If you’ve ever fallen deeply in love with Diana Dos, Linux Linda, Wilfred Windows or Ophelia Sarah OSX then Spike Jonze’s Her will offer you the essential intelligent, indie rom-com drama that you have been waiting for. For everyone else it is still an essential indie rom-com drama anyway. We will load the review and execute it (in a ‘good code’ way and not a ‘bad violent’ way).

Love and life have been harsh for Theodore (Joaquin Phoenix) recently. His wife Catherine (Rooney Mara) is seeking a divorce and even though his neighbour and long-term friend Amy (Amy Adams) cares enough to get him a blind date (Olivia Wilde) something is missing from his life. His employment is going swimmingly, his job writing letters for other people receives praise from his clients, who appreciate his candid nom-de-pen (or rather nom-de-keyboard) epistles to their partners, friends and relatives, as personal and individual. Things change for the better, at least to Theodore, when he embraces the necessity of the modern age and gets himself a new computer, which comes with a modern and very different OS (operating system – the thing that makes it run, non-computer readers). This OS is very sophisticated, with a polite, inquiring interface, that knows its owner, reads their files, responds to demands and makes requests when deemed appropriate. Theodore names his OS Samantha (Scarlett Johansson). She is so helpful and amenable, she quickly becomes part of his life and a friendship between them soon develops. Eventually Theodore finds himself falling in love with Samantha and, curiously, she admits that she too has feelings for him. Can the relationship survive or will it crash (sorry!)? Only time will tell.

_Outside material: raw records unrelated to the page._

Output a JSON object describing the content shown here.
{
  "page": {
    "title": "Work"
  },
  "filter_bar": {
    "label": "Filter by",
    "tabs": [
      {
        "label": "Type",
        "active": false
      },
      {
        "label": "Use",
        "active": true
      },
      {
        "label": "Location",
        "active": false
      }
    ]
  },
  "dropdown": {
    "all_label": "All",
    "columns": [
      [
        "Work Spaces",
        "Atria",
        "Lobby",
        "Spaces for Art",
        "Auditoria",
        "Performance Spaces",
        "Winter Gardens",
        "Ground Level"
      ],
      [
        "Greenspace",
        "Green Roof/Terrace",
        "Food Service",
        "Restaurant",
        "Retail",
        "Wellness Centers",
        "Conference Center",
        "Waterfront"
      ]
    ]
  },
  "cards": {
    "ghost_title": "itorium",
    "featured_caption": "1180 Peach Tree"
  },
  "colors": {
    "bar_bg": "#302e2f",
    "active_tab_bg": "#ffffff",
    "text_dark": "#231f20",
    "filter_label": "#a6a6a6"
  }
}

At times charming, dramatic, absurd and emotional, Her is quite simply one of the best science fiction rom-coms you are likely to see. The term ‘science fiction’ in this instance doesn’t refer to giant transformers or mad robots taking over the earth or similar manifestations you are likely to encounter in popular Hollywood offerings but rather the more specific genesis of SF as imagining a future based upon the present but showing a perspective that perhaps you haven’t considered. In Hollywood terms the ‘prime concept’ of a protagonist falling in love with his OS is as prime as the modern age can get; we live in a multimedia age and increasingly interact with technology. In many ways Theodore’s job relates to this as well; he constructs letters for other people – ‘To Chris, how lucky I was to meet you 50 years ago’ – mimicking handwriting through use of different fonts, which links the past, present and future visually, technologically and imaginatively. But some things, like personal emotional relationships, are timeless.

Her sees a return to the cinema for Spike Jonze (whose last film was Where the Wild Things Are [2009]), who has provided a more personal film which matches his other, non-animated, features. Being John Malkovich (1999) showed us a surreal and absurd world, whilst Adaptation (2002) combined the real and the surreal with aplomb. Indeed the latter films, scripted by Charlie Kaufman, also link to SF as they recall the offbeat tone of Philip K. Dick at his most humorous. This is a film where the normal world is all too normal, and humans juggle emotions in a techno-stringent environment. ‘Sometimes I feel I’ve felt everything I’m going to feel,’ states Theodore and you can’t help but empathise and sympathise with him.

Welcome to the future, a future that embraces technology at an emotional level. Charming, funny and delightfully eccentric, Her is another winner from Jonze.